What this task involves
In your copy, include every entry exactly as written but no pictures.

_ _ _ _ _ _ _

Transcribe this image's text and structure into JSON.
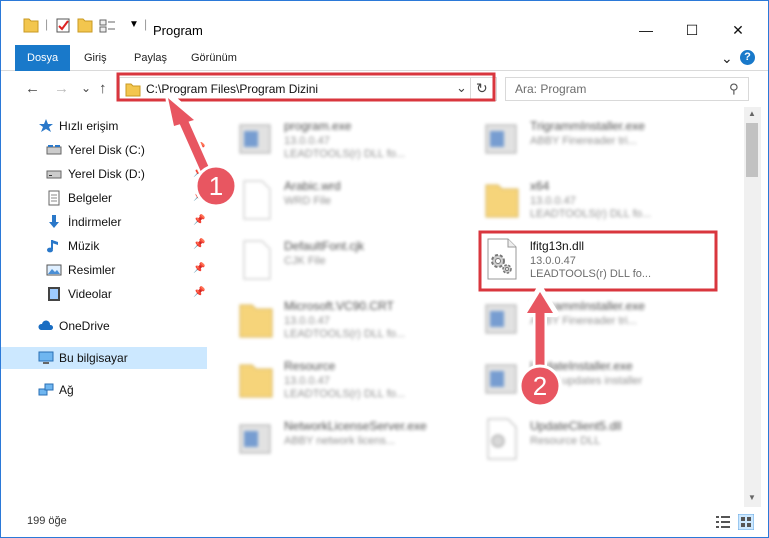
{
  "window": {
    "title": "Program",
    "minimize_glyph": "—",
    "maximize_glyph": "☐",
    "close_glyph": "✕"
  },
  "ribbon": {
    "tabs": [
      "Dosya",
      "Giriş",
      "Paylaş",
      "Görünüm"
    ],
    "expand_glyph": "⌄",
    "help_glyph": "?"
  },
  "nav": {
    "back_glyph": "←",
    "forward_glyph": "→",
    "recent_glyph": "⌄",
    "up_glyph": "↑",
    "address": "C:\\Program Files\\Program Dizini",
    "address_dropdown_glyph": "⌄",
    "refresh_glyph": "↻",
    "search_placeholder": "Ara: Program",
    "search_glyph": "⚲"
  },
  "sidebar": {
    "items": [
      {
        "label": "Hızlı erişim",
        "icon": "star-icon"
      },
      {
        "label": "Yerel Disk (C:)",
        "icon": "drive-icon"
      },
      {
        "label": "Yerel Disk (D:)",
        "icon": "drive-icon"
      },
      {
        "label": "Belgeler",
        "icon": "documents-icon"
      },
      {
        "label": "İndirmeler",
        "icon": "download-icon"
      },
      {
        "label": "Müzik",
        "icon": "music-icon"
      },
      {
        "label": "Resimler",
        "icon": "pictures-icon"
      },
      {
        "label": "Videolar",
        "icon": "videos-icon"
      },
      {
        "label": "OneDrive",
        "icon": "cloud-icon"
      },
      {
        "label": "Bu bilgisayar",
        "icon": "computer-icon"
      },
      {
        "label": "Ağ",
        "icon": "network-icon"
      }
    ],
    "pin_glyph": "📌"
  },
  "files": {
    "left": [
      {
        "name": "program.exe",
        "line1": "13.0.0.47",
        "line2": "LEADTOOLS(r) DLL fo..."
      },
      {
        "name": "Arabic.wrd",
        "line1": "WRD File",
        "line2": ""
      },
      {
        "name": "DefaultFont.cjk",
        "line1": "CJK File",
        "line2": ""
      },
      {
        "name": "Microsoft.VC90.CRT",
        "line1": "13.0.0.47",
        "line2": "LEADTOOLS(r) DLL fo..."
      },
      {
        "name": "Resource",
        "line1": "13.0.0.47",
        "line2": "LEADTOOLS(r) DLL fo..."
      },
      {
        "name": "NetworkLicenseServer.exe",
        "line1": "ABBY network licens...",
        "line2": ""
      }
    ],
    "right": [
      {
        "name": "TrigrammInstaller.exe",
        "line1": "ABBY Finereader tri...",
        "line2": ""
      },
      {
        "name": "x64",
        "line1": "13.0.0.47",
        "line2": "LEADTOOLS(r) DLL fo..."
      },
      {
        "name": "lfitg13n.dll",
        "line1": "13.0.0.47",
        "line2": "LEADTOOLS(r) DLL fo..."
      },
      {
        "name": "TrigrammInstaller.exe",
        "line1": "ABBY Finereader tri...",
        "line2": ""
      },
      {
        "name": "UpdateInstaller.exe",
        "line1": "ABBY updates installer",
        "line2": ""
      },
      {
        "name": "UpdateClient5.dll",
        "line1": "Resource DLL",
        "line2": ""
      }
    ]
  },
  "status": {
    "item_count": "199 öğe"
  },
  "annotations": {
    "step1": "1",
    "step2": "2",
    "highlight_color": "#d9363e"
  },
  "colors": {
    "accent": "#1979ca",
    "selected_bg": "#cce8ff",
    "folder": "#f3c64e"
  }
}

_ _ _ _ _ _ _

Expected output
Transcribe this image's text and structure into JSON.
{
  "window": {
    "title": "Program",
    "minimize_glyph": "—",
    "maximize_glyph": "☐",
    "close_glyph": "✕"
  },
  "ribbon": {
    "tabs": [
      "Dosya",
      "Giriş",
      "Paylaş",
      "Görünüm"
    ],
    "expand_glyph": "⌄",
    "help_glyph": "?"
  },
  "nav": {
    "back_glyph": "←",
    "forward_glyph": "→",
    "recent_glyph": "⌄",
    "up_glyph": "↑",
    "address": "C:\\Program Files\\Program Dizini",
    "address_dropdown_glyph": "⌄",
    "refresh_glyph": "↻",
    "search_placeholder": "Ara: Program",
    "search_glyph": "⚲"
  },
  "sidebar": {
    "items": [
      {
        "label": "Hızlı erişim",
        "icon": "star-icon"
      },
      {
        "label": "Yerel Disk (C:)",
        "icon": "drive-icon"
      },
      {
        "label": "Yerel Disk (D:)",
        "icon": "drive-icon"
      },
      {
        "label": "Belgeler",
        "icon": "documents-icon"
      },
      {
        "label": "İndirmeler",
        "icon": "download-icon"
      },
      {
        "label": "Müzik",
        "icon": "music-icon"
      },
      {
        "label": "Resimler",
        "icon": "pictures-icon"
      },
      {
        "label": "Videolar",
        "icon": "videos-icon"
      },
      {
        "label": "OneDrive",
        "icon": "cloud-icon"
      },
      {
        "label": "Bu bilgisayar",
        "icon": "computer-icon"
      },
      {
        "label": "Ağ",
        "icon": "network-icon"
      }
    ],
    "pin_glyph": "📌"
  },
  "files": {
    "left": [
      {
        "name": "program.exe",
        "line1": "13.0.0.47",
        "line2": "LEADTOOLS(r) DLL fo..."
      },
      {
        "name": "Arabic.wrd",
        "line1": "WRD File",
        "line2": ""
      },
      {
        "name": "DefaultFont.cjk",
        "line1": "CJK File",
        "line2": ""
      },
      {
        "name": "Microsoft.VC90.CRT",
        "line1": "13.0.0.47",
        "line2": "LEADTOOLS(r) DLL fo..."
      },
      {
        "name": "Resource",
        "line1": "13.0.0.47",
        "line2": "LEADTOOLS(r) DLL fo..."
      },
      {
        "name": "NetworkLicenseServer.exe",
        "line1": "ABBY network licens...",
        "line2": ""
      }
    ],
    "right": [
      {
        "name": "TrigrammInstaller.exe",
        "line1": "ABBY Finereader tri...",
        "line2": ""
      },
      {
        "name": "x64",
        "line1": "13.0.0.47",
        "line2": "LEADTOOLS(r) DLL fo..."
      },
      {
        "name": "lfitg13n.dll",
        "line1": "13.0.0.47",
        "line2": "LEADTOOLS(r) DLL fo..."
      },
      {
        "name": "TrigrammInstaller.exe",
        "line1": "ABBY Finereader tri...",
        "line2": ""
      },
      {
        "name": "UpdateInstaller.exe",
        "line1": "ABBY updates installer",
        "line2": ""
      },
      {
        "name": "UpdateClient5.dll",
        "line1": "Resource DLL",
        "line2": ""
      }
    ]
  },
  "status": {
    "item_count": "199 öğe"
  },
  "annotations": {
    "step1": "1",
    "step2": "2",
    "highlight_color": "#d9363e"
  },
  "colors": {
    "accent": "#1979ca",
    "selected_bg": "#cce8ff",
    "folder": "#f3c64e"
  }
}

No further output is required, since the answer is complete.